Like he did last year for the iPhone XS, Sebastiaan de With, co-founder of the iOS camera app Halide, has again made use his app’s technical readout feature to obtain additional camera specifications above and beyond what can be found in the official spec sheet. He’s broken down the data and compared the new iPhone 11 Pro to last year’s XS model. Let’s have a closer look at his findings:
The 11 Pro main camera comes with a 6-element lens that offers a 26mm equivalent focal length and F1.8 aperture. The chart below details the changes between the XS and the new model. As you can see the maximum shutter speed has been increased from 1/22,000 sec to a whopping 1/125,000 sec while the maximum ISO has been expanded to ISO 3072 vs the previous ISO 2304 limit.

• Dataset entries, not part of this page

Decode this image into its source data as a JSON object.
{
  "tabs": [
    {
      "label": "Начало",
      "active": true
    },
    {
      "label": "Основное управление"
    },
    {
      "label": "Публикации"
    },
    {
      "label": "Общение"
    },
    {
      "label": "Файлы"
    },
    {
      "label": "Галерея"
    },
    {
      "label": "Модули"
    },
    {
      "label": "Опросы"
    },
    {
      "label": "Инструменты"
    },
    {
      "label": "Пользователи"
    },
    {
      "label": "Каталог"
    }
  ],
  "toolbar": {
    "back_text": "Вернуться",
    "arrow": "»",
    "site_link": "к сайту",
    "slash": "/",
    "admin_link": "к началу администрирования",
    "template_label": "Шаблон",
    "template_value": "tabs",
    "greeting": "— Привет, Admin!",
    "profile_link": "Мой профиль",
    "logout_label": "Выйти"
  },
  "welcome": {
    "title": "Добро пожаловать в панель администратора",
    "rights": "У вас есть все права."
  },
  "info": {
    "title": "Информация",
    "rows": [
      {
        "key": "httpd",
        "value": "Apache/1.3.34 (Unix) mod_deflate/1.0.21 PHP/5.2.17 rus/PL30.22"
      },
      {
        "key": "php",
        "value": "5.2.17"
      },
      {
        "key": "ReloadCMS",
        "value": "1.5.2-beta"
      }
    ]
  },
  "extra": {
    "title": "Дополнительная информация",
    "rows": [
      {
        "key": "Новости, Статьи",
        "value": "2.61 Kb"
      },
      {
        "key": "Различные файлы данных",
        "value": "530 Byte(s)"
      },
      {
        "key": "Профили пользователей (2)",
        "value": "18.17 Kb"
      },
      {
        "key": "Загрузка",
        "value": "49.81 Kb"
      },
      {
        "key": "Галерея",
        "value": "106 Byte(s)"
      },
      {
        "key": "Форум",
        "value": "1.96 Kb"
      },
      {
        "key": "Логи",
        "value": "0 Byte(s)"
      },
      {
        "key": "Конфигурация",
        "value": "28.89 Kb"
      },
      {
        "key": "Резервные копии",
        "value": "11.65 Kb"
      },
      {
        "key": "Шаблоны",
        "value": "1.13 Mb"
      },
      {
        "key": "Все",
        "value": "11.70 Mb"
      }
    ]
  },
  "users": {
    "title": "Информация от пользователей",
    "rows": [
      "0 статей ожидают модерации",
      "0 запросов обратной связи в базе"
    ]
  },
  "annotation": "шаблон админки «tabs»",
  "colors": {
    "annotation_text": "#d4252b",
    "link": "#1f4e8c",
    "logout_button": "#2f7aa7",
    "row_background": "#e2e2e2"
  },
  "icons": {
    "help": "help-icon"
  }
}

It’s not quite clear at this point what the blisteringly fast shutter speeds could be used for. The increased maximum ISO doesn’t necessarily mean that the new iPhone will produce lower levels of image noise at a given ISO setting but it should be able to achieve better exposures in very dark settings.
|Apple iPhone XS versus 11 Pro main camera comparison, source: Halide|

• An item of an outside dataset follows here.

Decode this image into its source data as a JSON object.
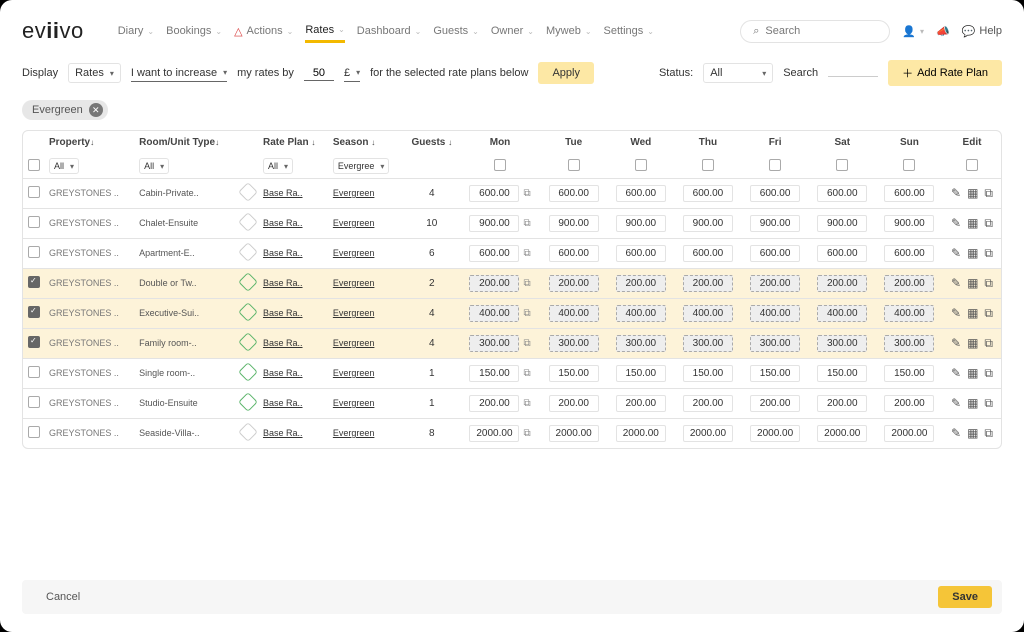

As before, the telephoto cameras features a 52mm equivalent focal length but now comes with a faster F2.0 aperture. In combination with the increased maximum ISO value (ISO 2016) this should improve low light tele photos and should also produce a more visible ‘natural’ bokeh than on the iPhone XS.
|Apple iPhone XS versus 11 Pro tele camera comparison, source: Halide|
The iPhone XS did not come with an ultra-wide camera, so we can’t compare but the new camera offers a 13mm equivalent field-of-view, an F2.4 aperture lens and phase detection AF.
|Apple iPhone 11 Pro ultra-wide camera specifications, source: Halide|
The front camera has been updated, too. It now features faster shutter speeds, a higher maximum ISO, larger image output size and a wider field-of-view.
|Apple iPhone XS versus 11 Pro front camera comparison, source: Halide|
Overall the hardware changes don’t look too impressive on paper, but they are of course only a (small) part of the whole story as Sebastiaan points out in the blog post:
‘It’s kind of unbelievable that even with the glowing reviews out today, Apple has said that there’s more software processing yet to come. We’re told Deep Fusion is a very big leap in post-processing quality, but with the changes to Smart HDR, Semantic Mapping in the imaging pipeline and discrete situational processing like Night Mode, these specs are the furthest from the whole story on the new iPhone cameras yet.’
The Halide app is available from the iOS App Store for iPhone and Apple Watch and will set you back $6.
Image credits: Charts used with permission from Sebastiaan de With, developer of Halide.